**INSTRUCTIONS TO FOLLOW:**
Write out the records beneath this line exactly as they appear, minus any images.

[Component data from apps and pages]
--------------------------------------------------
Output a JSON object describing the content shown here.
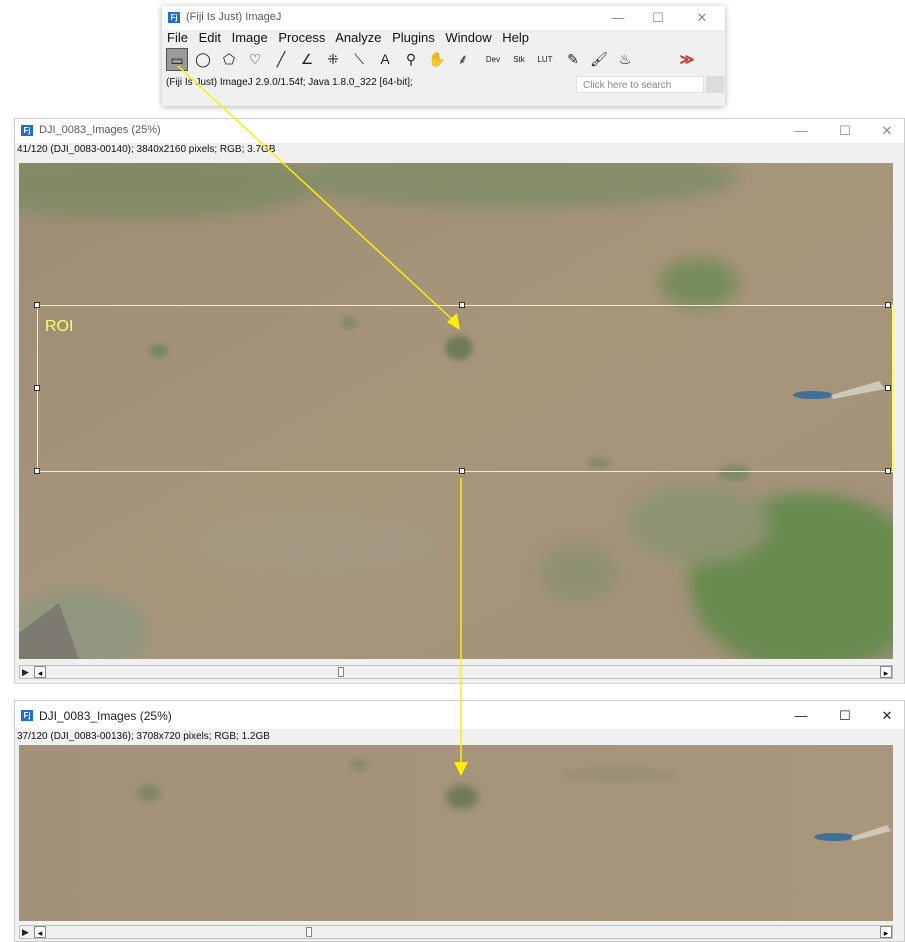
{
  "fiji_window": {
    "title": "(Fiji Is Just) ImageJ",
    "menu": [
      "File",
      "Edit",
      "Image",
      "Process",
      "Analyze",
      "Plugins",
      "Window",
      "Help"
    ],
    "tools": [
      {
        "name": "rectangle-tool",
        "glyph": "▭",
        "selected": true
      },
      {
        "name": "oval-tool",
        "glyph": "◯"
      },
      {
        "name": "polygon-tool",
        "glyph": "⬠"
      },
      {
        "name": "freehand-tool",
        "glyph": "♡"
      },
      {
        "name": "line-tool",
        "glyph": "╱"
      },
      {
        "name": "angle-tool",
        "glyph": "∠"
      },
      {
        "name": "point-tool",
        "glyph": "⁜"
      },
      {
        "name": "wand-tool",
        "glyph": "⟍"
      },
      {
        "name": "text-tool",
        "glyph": "A"
      },
      {
        "name": "magnifier-tool",
        "glyph": "⚲"
      },
      {
        "name": "hand-tool",
        "glyph": "✋"
      },
      {
        "name": "dropper-tool",
        "glyph": "⸙"
      },
      {
        "name": "dev-tool",
        "glyph": "Dev"
      },
      {
        "name": "stk-tool",
        "glyph": "Stk"
      },
      {
        "name": "lut-tool",
        "glyph": "LUT"
      },
      {
        "name": "pencil-tool",
        "glyph": "✎"
      },
      {
        "name": "brush-tool",
        "glyph": "🖌"
      },
      {
        "name": "flood-fill-tool",
        "glyph": "♨"
      },
      {
        "name": "more-tools",
        "glyph": "≫"
      }
    ],
    "status": "(Fiji Is Just) ImageJ 2.9.0/1.54f; Java 1.8.0_322 [64-bit];",
    "search_placeholder": "Click here to search"
  },
  "image_window_1": {
    "title": "DJI_0083_Images (25%)",
    "info": "41/120 (DJI_0083-00140); 3840x2160 pixels; RGB; 3.7GB",
    "roi_label": "ROI"
  },
  "image_window_2": {
    "title": "DJI_0083_Images (25%)",
    "info": "37/120 (DJI_0083-00136); 3708x720 pixels; RGB; 1.2GB"
  },
  "window_controls": {
    "minimize": "—",
    "maximize": "☐",
    "close": "✕"
  },
  "colors": {
    "roi": "#ffff33",
    "arrow": "#ffee00",
    "water": "#a6957a",
    "vegetation": "#6b8a52"
  }
}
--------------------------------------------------
**RESULT BELOW:**
Output a JSON object describing the content shown here.
{
  "fiji_window": {
    "title": "(Fiji Is Just) ImageJ",
    "menu": [
      "File",
      "Edit",
      "Image",
      "Process",
      "Analyze",
      "Plugins",
      "Window",
      "Help"
    ],
    "tools": [
      {
        "name": "rectangle-tool",
        "glyph": "▭",
        "selected": true
      },
      {
        "name": "oval-tool",
        "glyph": "◯"
      },
      {
        "name": "polygon-tool",
        "glyph": "⬠"
      },
      {
        "name": "freehand-tool",
        "glyph": "♡"
      },
      {
        "name": "line-tool",
        "glyph": "╱"
      },
      {
        "name": "angle-tool",
        "glyph": "∠"
      },
      {
        "name": "point-tool",
        "glyph": "⁜"
      },
      {
        "name": "wand-tool",
        "glyph": "⟍"
      },
      {
        "name": "text-tool",
        "glyph": "A"
      },
      {
        "name": "magnifier-tool",
        "glyph": "⚲"
      },
      {
        "name": "hand-tool",
        "glyph": "✋"
      },
      {
        "name": "dropper-tool",
        "glyph": "⸙"
      },
      {
        "name": "dev-tool",
        "glyph": "Dev"
      },
      {
        "name": "stk-tool",
        "glyph": "Stk"
      },
      {
        "name": "lut-tool",
        "glyph": "LUT"
      },
      {
        "name": "pencil-tool",
        "glyph": "✎"
      },
      {
        "name": "brush-tool",
        "glyph": "🖌"
      },
      {
        "name": "flood-fill-tool",
        "glyph": "♨"
      },
      {
        "name": "more-tools",
        "glyph": "≫"
      }
    ],
    "status": "(Fiji Is Just) ImageJ 2.9.0/1.54f; Java 1.8.0_322 [64-bit];",
    "search_placeholder": "Click here to search"
  },
  "image_window_1": {
    "title": "DJI_0083_Images (25%)",
    "info": "41/120 (DJI_0083-00140); 3840x2160 pixels; RGB; 3.7GB",
    "roi_label": "ROI"
  },
  "image_window_2": {
    "title": "DJI_0083_Images (25%)",
    "info": "37/120 (DJI_0083-00136); 3708x720 pixels; RGB; 1.2GB"
  },
  "window_controls": {
    "minimize": "—",
    "maximize": "☐",
    "close": "✕"
  },
  "colors": {
    "roi": "#ffff33",
    "arrow": "#ffee00",
    "water": "#a6957a",
    "vegetation": "#6b8a52"
  }
}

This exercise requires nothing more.